[Opening DATA TO USE section]
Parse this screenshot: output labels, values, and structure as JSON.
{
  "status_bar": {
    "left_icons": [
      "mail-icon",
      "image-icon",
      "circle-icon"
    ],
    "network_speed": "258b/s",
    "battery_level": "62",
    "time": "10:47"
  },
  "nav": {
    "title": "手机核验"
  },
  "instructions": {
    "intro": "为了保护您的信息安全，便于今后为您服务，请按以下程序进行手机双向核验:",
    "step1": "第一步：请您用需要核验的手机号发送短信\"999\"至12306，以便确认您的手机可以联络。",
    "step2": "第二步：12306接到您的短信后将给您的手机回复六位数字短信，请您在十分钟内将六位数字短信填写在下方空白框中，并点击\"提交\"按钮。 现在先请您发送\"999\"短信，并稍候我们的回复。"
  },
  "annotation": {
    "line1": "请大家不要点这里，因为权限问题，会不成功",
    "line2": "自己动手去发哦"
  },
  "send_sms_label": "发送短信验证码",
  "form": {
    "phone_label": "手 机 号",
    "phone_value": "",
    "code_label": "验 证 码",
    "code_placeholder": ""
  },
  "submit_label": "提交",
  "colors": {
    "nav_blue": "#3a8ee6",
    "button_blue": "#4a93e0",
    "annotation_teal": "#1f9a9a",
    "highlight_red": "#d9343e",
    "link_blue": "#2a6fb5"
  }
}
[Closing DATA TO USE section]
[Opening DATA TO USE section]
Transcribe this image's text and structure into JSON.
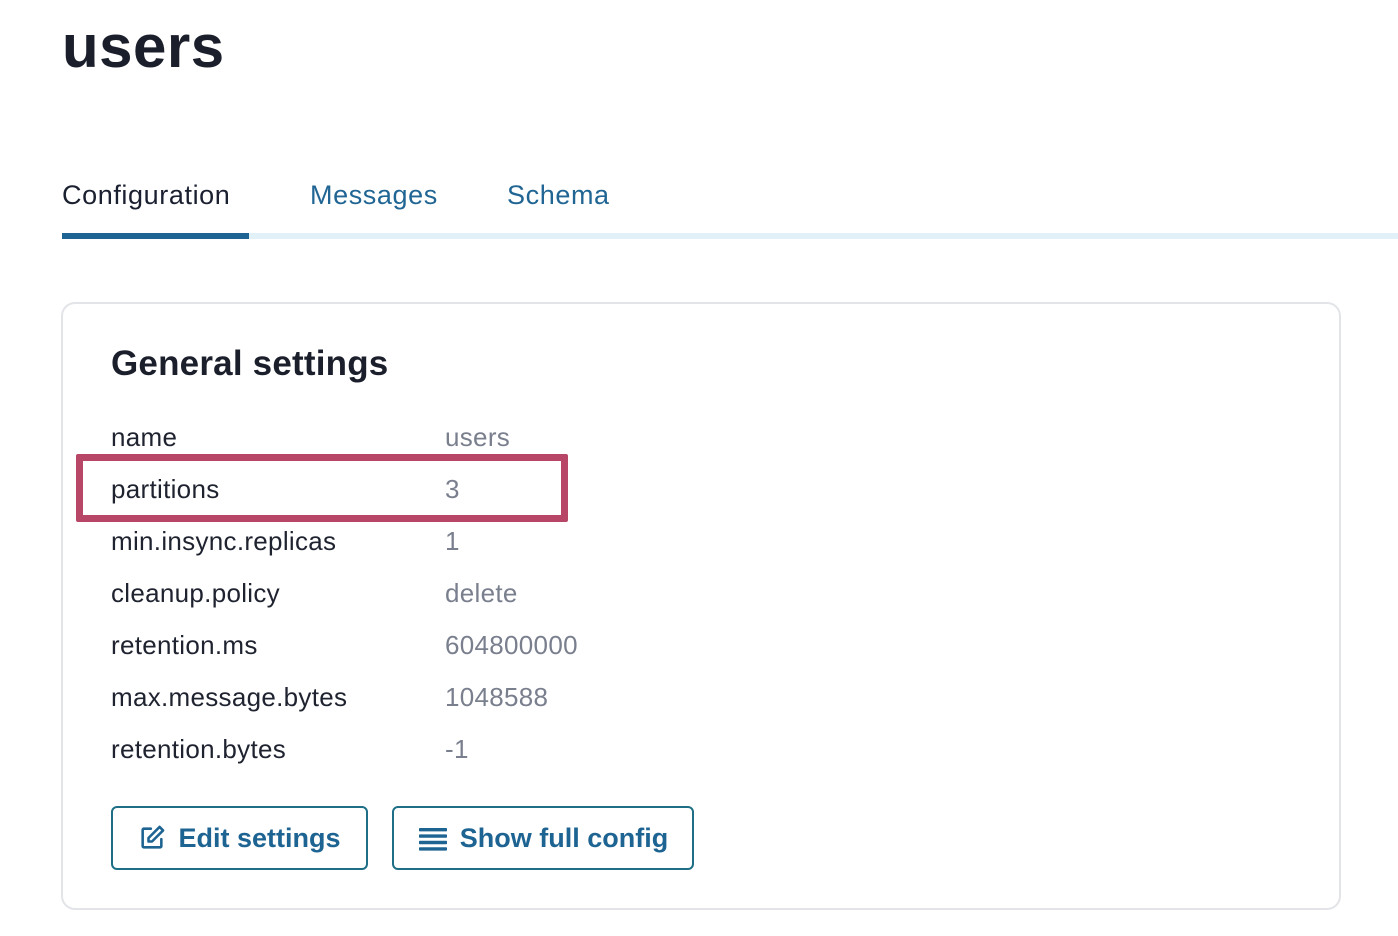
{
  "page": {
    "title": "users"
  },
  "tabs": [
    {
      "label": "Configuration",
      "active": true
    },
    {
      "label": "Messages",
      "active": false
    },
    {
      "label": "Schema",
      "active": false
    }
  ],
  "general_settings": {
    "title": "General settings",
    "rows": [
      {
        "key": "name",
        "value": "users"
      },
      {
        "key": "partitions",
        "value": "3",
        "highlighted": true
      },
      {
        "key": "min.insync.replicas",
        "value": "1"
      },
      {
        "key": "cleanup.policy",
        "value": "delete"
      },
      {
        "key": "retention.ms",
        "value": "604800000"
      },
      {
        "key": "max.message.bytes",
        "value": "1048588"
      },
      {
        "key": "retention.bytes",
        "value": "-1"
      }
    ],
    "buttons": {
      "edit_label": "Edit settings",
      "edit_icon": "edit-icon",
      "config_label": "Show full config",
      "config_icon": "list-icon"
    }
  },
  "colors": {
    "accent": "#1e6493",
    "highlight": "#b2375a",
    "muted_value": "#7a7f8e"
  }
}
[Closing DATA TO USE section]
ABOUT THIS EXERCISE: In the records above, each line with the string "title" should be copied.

SOLUTION TO THIS PROBLEM:
    "title": "手机核验"
    "title": "users"
    "title": "General settings",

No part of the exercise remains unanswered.